The past week has not been easy. Not at all. Some of the reasons are part of normal life. While other contributing factors to an already difficult time, I place the blame squarely on myself.
Of course, it has not been easy to have both boys gone. It’s such a big change, and I feel myself resisting ANY adjustments to this change. I don’t like to think of this as the “new normal.” I have been critical and grouchy to T. I’m not going to place any blame on him. Who knows? Maybe he hasn’t been the greatest either, but I certainly haven’t been responsive even if he has tried. I have been introspective and unapproachable. T simply avoided me. He watched TV and slept. I retreated to my room each night. I have been lost in my own world, my own thoughts, my own depression.
I took some time today to think. Strange that I have to go to work to clear my mind enough to think things through. I have some choices. Of course I have choices. Wallowing in self-pity is certainly something I can actively choose to improve. I need to stop feeling sorry for myself. Plain and simple. Sometimes I wish I could have a small dose of electroshock therapy. ZING! Negative thoughts? ZAP! I think it would work wonders.
I did some reading tonight about how to “snap” yourself out of negative thinking. I read something interesting about Shunning.
shuns, shunning, shunned – to avoid deliberately; keep away from
To shun. It’s a verb. It’s an action word. Shunning is something I can DO. Like a mental exercise, I can deliberately replace a negative thought with a positive thought. I can deliberately replace negative actions with something more positive. I can ENGAGE myself in activities that encourage me rather than discourage me. Duh! While it seems like a simple concept, anyone who has allowed their life to spin out of control, anyone who has found themselves at the bottom of an abyss, knows that even taking the tiniest baby steps to regain normalcy is fraught with struggle. Being positive feels foreign. Taking care of yourself, liking yourself, takes tremendous effort. When you no longer place much value in yourself as a human being, it is difficult to do what is best and healthy. It’s easy to give up. It’s much easier to consider giving up than fighting and struggling to find your way back.
“Fake it til you make it.” That’s a phrase I have heard often lately. It sounds horrible, but I am beginning to see some merit in the concept. If I am depressed, what do I want to do? I want to lay on my bed. I want to allow the endless movie in my head to play the same tired scenes over and over. I want to WALLOW in the depression. It is seductive. Put on some sad songs, pour a drink, turn the lights down low. It’s time for a good cry. UGH! If that is what I want to do when I am depressed, then I think that I am a hell of a lot better off to be “faking it til I make it.”
Tonight I tried the shunning. I shunned the direction my depression was leading me. I shunned the thoughts that triggered the depression. I faked it. Even if that meant that I stood in the kitchen like a mindless blob, I refused to sequester myself with my sad thoughts again. For a few hours, I refused to allow those thoughts to control me.

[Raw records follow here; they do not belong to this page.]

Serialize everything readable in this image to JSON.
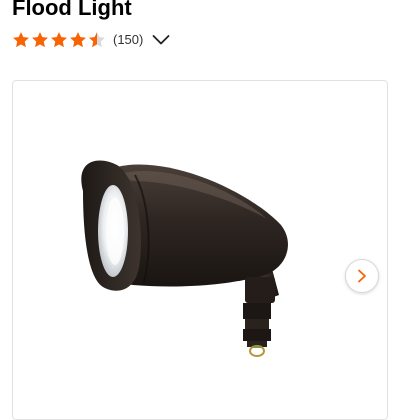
{
  "product": {
    "title": "Flood Light",
    "rating": {
      "value": 4.5,
      "max": 5,
      "count_label": "(150)",
      "star_color": "#f96302",
      "empty_star_color": "#d9d9d9"
    }
  },
  "gallery": {
    "next_icon": "chevron-right-icon",
    "next_color": "#f96302",
    "border_color": "#e2e2e2"
  },
  "icons": {
    "star": "star-icon",
    "expand": "chevron-down-icon"
  }
}
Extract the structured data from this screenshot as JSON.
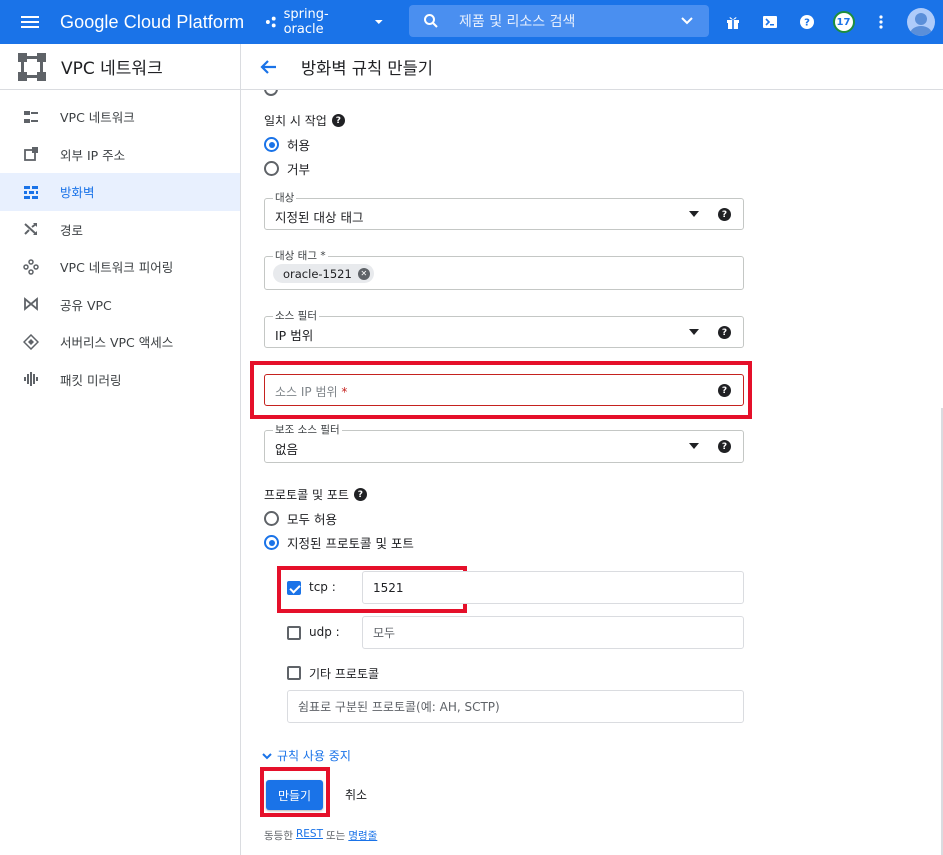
{
  "topbar": {
    "brand": "Google Cloud Platform",
    "project": "spring-oracle",
    "search_placeholder": "제품 및 리소스 검색",
    "notification_count": "17",
    "colors": {
      "bar": "#1a73e8"
    }
  },
  "sidebar": {
    "title": "VPC 네트워크",
    "items": [
      {
        "label": "VPC 네트워크",
        "icon": "vpc-network-icon",
        "active": false
      },
      {
        "label": "외부 IP 주소",
        "icon": "external-ip-icon",
        "active": false
      },
      {
        "label": "방화벽",
        "icon": "firewall-icon",
        "active": true
      },
      {
        "label": "경로",
        "icon": "routes-icon",
        "active": false
      },
      {
        "label": "VPC 네트워크 피어링",
        "icon": "peering-icon",
        "active": false
      },
      {
        "label": "공유 VPC",
        "icon": "shared-vpc-icon",
        "active": false
      },
      {
        "label": "서버리스 VPC 액세스",
        "icon": "serverless-icon",
        "active": false
      },
      {
        "label": "패킷 미러링",
        "icon": "packet-mirroring-icon",
        "active": false
      }
    ]
  },
  "header": {
    "title": "방화벽 규칙 만들기"
  },
  "form": {
    "action_on_match": {
      "label": "일치 시 작업",
      "options": [
        "허용",
        "거부"
      ],
      "selected": "허용"
    },
    "targets": {
      "label": "대상",
      "value": "지정된 대상 태그"
    },
    "target_tags": {
      "label": "대상 태그 *",
      "chip": "oracle-1521"
    },
    "source_filter": {
      "label": "소스 필터",
      "value": "IP 범위"
    },
    "source_ip": {
      "placeholder": "소스 IP 범위",
      "required_mark": "*"
    },
    "secondary_filter": {
      "label": "보조 소스 필터",
      "value": "없음"
    },
    "protocols": {
      "label": "프로토콜 및 포트",
      "options": [
        "모두 허용",
        "지정된 프로토콜 및 포트"
      ],
      "selected": "지정된 프로토콜 및 포트",
      "tcp": {
        "label": "tcp :",
        "checked": true,
        "value": "1521"
      },
      "udp": {
        "label": "udp :",
        "checked": false,
        "value": "모두"
      },
      "other": {
        "label": "기타 프로토콜",
        "checked": false,
        "placeholder": "쉼표로 구분된 프로토콜(예: AH, SCTP)"
      }
    },
    "disable_rule": "규칙 사용 중지",
    "create_button": "만들기",
    "cancel_button": "취소",
    "footer": {
      "prefix": "동등한",
      "rest": "REST",
      "or": "또는",
      "cmd": "명령줄"
    }
  }
}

I was doing well until Emily went out with friends for dinner. Then Lola left for Brownies. That left just T and I home for dinner. We filled our plates and sat down at the table. I was aware of every noise I made as I chewed my food. I was aware of the emptiness of the house. I was upset with myself, too. Many people have no one….ever. I have so much to be thankful for. Yes, the boys are gone now, but they are happy, doing well, and I am so very proud of them. The girls are happy, busy, and wonderful. I looked at T. Oh, the poor guy! How in the world has he put up with me for so many years? I asked him, “Did you ever think we would still be married at this point?” He just laughed and said, “Yeah.” I knew he meant it. He always has believed it.
We talked for a little while, and I told him so much in a very short time. I don’t want to grow old and settle into some kind of “old person’s routine.” I don’t want to eat dinner earlier and earlier like my grandparents, who eventually dined on their evening meal at 3:00 p.m. T said, “Yeah, but I get pretty hungry by 3:00.”

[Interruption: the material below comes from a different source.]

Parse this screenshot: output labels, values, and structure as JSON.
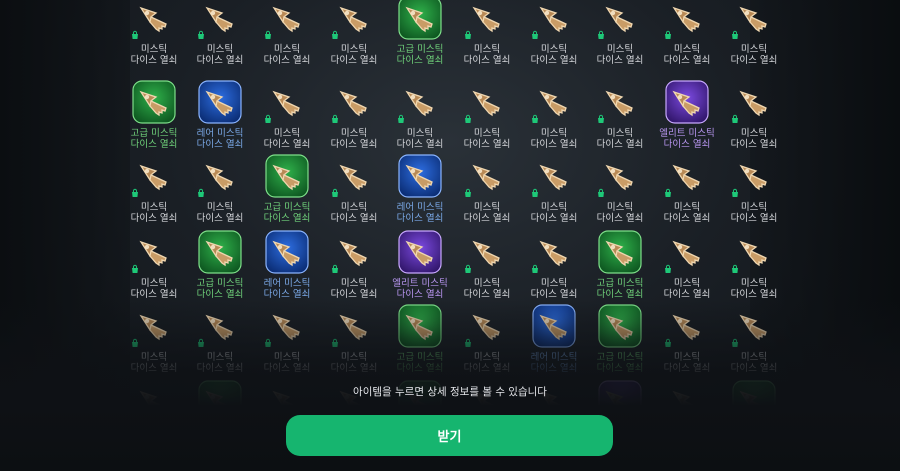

T suggested that we could travel, and I freaked out again. I don’t want to be a couple of old people looking for the cheapest hotel, the cheapest restaurant, figuring out how many miles per gallon our car gets. I told him that I wanted to travel with purpose. I wanted to hunt fossils or follow a historic route. Once again he laughed.
I asked him if he ever considered flying a plane, and he said that he didn’t think I would get into a small plane. I was touched to think that he hadn’t learned to fly a plane, because I wouldn’t be willing to go along with him. I asked him if that was the reason he had never learned. He looked at me with a big smile and said, “You are f****** crazy! I haven’t ever flown a plane, because we don’t own a plane, Dipshit.” I started laughing, too, and for a moment I remembered who I am…or who I was.